What a way to do it for the culture!
Earlier this week, the W.E.B. Du Bois Medal awards occurred and the show of Black excellence reminded us why the honorees deserved to be celebrated for their contributions to the culture.
Previously, we reported about the 2019 honorees which included trailblazing icon Queen Latifah, founder and chairman of Vista Equity Partners, Robert Smith, head of the Smithsonian Institution, Lonnie Bunch III, world renowned poet Elizabeth Alexander, award winning artist Kerry James Marshall, U.S. poet laureate, Rita Dove, and the co-founder of BET, Ms. Sheila C. Johnson.
According to The Harvard Gazette, this year’s award ceremony was filled with themes of opportunity, perseverance, courage and of course, Black excellence. Henry Louis Gates Jr., Professor and Director of the Hutchins Center for African and African American Research at Harvard set the tone for the evening with opening remarks.
“We are here this afternoon, ladies and gentlemen, celebrating not only achievement but also opportunity. Our medalists have made the most of their opportunities. Our charge to the young people in the audience this afternoon is that you make the most of yours,” Gates said.
Queen Latifah gave a rousing speech about following your dreams, telling the audience, “Understand that there will be times when you will have to stand alone. There will be no one else that will believe in your dream. There are plenty of people who told us we will never be where we are today. But we don’t believe those people. You have to be strong and be courageous and just know that if you believe in it, it’s going to happen. Don’t give up. Do not quit. Fight for it.”
Latifah began her career as a rapper in 1989 and grew to become one of the most respected and influential women in hip hop.
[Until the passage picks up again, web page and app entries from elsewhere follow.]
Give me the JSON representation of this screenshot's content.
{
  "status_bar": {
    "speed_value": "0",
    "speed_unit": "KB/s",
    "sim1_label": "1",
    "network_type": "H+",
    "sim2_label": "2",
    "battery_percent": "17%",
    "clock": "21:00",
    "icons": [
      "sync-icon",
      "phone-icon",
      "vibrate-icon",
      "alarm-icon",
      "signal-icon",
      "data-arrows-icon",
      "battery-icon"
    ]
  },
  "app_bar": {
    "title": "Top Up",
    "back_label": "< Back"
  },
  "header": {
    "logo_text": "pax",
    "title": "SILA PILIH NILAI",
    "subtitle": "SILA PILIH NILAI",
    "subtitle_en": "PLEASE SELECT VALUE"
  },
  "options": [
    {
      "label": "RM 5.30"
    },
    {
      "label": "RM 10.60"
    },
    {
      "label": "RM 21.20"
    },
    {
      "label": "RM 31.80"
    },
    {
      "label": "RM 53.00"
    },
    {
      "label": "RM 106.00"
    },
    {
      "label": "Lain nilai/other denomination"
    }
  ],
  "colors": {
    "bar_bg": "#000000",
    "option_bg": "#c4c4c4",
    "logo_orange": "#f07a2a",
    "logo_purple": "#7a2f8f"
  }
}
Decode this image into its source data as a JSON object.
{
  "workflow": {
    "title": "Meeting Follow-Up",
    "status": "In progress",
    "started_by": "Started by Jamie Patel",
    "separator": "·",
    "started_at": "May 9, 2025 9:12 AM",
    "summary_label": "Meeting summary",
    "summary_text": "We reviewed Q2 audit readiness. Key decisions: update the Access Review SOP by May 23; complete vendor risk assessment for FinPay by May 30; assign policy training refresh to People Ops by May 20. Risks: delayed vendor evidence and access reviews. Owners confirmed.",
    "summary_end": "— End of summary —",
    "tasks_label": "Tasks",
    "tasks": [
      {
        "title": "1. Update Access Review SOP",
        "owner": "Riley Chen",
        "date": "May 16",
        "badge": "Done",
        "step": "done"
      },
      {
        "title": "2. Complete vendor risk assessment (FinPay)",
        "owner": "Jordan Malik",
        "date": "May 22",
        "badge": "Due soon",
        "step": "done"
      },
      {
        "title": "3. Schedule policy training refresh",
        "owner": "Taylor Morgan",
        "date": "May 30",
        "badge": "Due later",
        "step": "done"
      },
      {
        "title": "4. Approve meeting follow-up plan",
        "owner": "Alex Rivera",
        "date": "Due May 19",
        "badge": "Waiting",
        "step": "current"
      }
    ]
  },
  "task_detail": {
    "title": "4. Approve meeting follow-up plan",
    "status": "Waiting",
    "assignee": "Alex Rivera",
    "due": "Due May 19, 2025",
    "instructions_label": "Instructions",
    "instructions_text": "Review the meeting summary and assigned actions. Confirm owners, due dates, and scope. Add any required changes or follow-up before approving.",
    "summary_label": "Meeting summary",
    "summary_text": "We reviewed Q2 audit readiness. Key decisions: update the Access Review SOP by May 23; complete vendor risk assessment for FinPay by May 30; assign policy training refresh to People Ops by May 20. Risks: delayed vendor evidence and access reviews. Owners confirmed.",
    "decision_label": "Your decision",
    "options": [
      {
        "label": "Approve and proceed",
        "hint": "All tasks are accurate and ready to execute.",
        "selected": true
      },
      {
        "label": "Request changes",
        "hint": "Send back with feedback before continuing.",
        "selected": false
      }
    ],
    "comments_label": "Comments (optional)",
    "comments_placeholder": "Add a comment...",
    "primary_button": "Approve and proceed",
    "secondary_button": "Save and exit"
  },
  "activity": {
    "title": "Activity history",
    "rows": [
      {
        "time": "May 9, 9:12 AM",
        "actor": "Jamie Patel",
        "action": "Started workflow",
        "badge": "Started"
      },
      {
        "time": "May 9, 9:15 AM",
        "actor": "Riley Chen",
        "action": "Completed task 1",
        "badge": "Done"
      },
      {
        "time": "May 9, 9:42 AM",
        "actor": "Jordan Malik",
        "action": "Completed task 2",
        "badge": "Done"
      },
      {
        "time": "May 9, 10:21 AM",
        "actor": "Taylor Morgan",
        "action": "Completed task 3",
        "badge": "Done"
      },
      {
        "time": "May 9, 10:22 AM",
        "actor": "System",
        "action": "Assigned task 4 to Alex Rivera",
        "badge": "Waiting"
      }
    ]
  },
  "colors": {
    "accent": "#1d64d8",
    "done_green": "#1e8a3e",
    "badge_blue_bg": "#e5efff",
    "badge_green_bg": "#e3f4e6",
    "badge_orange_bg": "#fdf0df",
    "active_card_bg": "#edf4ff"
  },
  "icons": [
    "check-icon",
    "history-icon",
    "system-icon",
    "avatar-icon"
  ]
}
She is a Grammy, Emmy and Golden Globe winner and in 2006 she became the first hip hop artist to receive a star on the Hollywood Walk of Fame. Recently, she returned to her hometown of Newark, NJ to reinvest in the community by building a $14 million housing complex.
Billionaire Robert Smith took the stage to talk about his childhood and community and how that inspired him to reach a level of success that no one around him had seen before. More importantly, he stressed, it made him want to hold the door open for others. Smith recently paid off more than $30 million in student loans for the entire graduating class of Morehouse and their parents while simultaneously creating an internship program to connect Black students to careers in STEM. Smith told the audience that it’s his job “to liberate the human spirit.”
Founding Director of the Smithsonian’s National Museum of African American History and Culture, Lonnie Bunch, told the crowd, “I am humbled because I know you’re really not bestowing an award on me. What you’re doing is recognizing that all of us are standing on the shoulders of so many.”
Former Du Bois medal recipient and Professor at the Harvard Divinity School, Cornel West, closed the night by reiterating that the award was not a celebration of any one person, but rather a celebration of the culture itself. “When you look at these brothers and sisters, their lives are enacting so much of the best of the afterlife of their mothers and fathers, and grandfathers and grandmothers, and aunts and uncles, and teachers and coaches, and jazz and blues and hip-hop and rhythm and blues. That’s what you’re looking at when you’re looking at these folk! You’re looking at a great tradition of a great people.”
Past Du Bois medal honorees include Colin Kaepernick, Dave Chappelle, Kehinde Wiley, Ava DuVernay, LL Cool J, Toni Morrison, Nas, Maya Angelou, Muhammad Ali, Marian Wright Edelman, Jessye Norman and Oprah Winfrey.
Congratulations again to all the 2019 recipients!
Photo Courtesy of Amanda Y. Su/The Harvard Crimson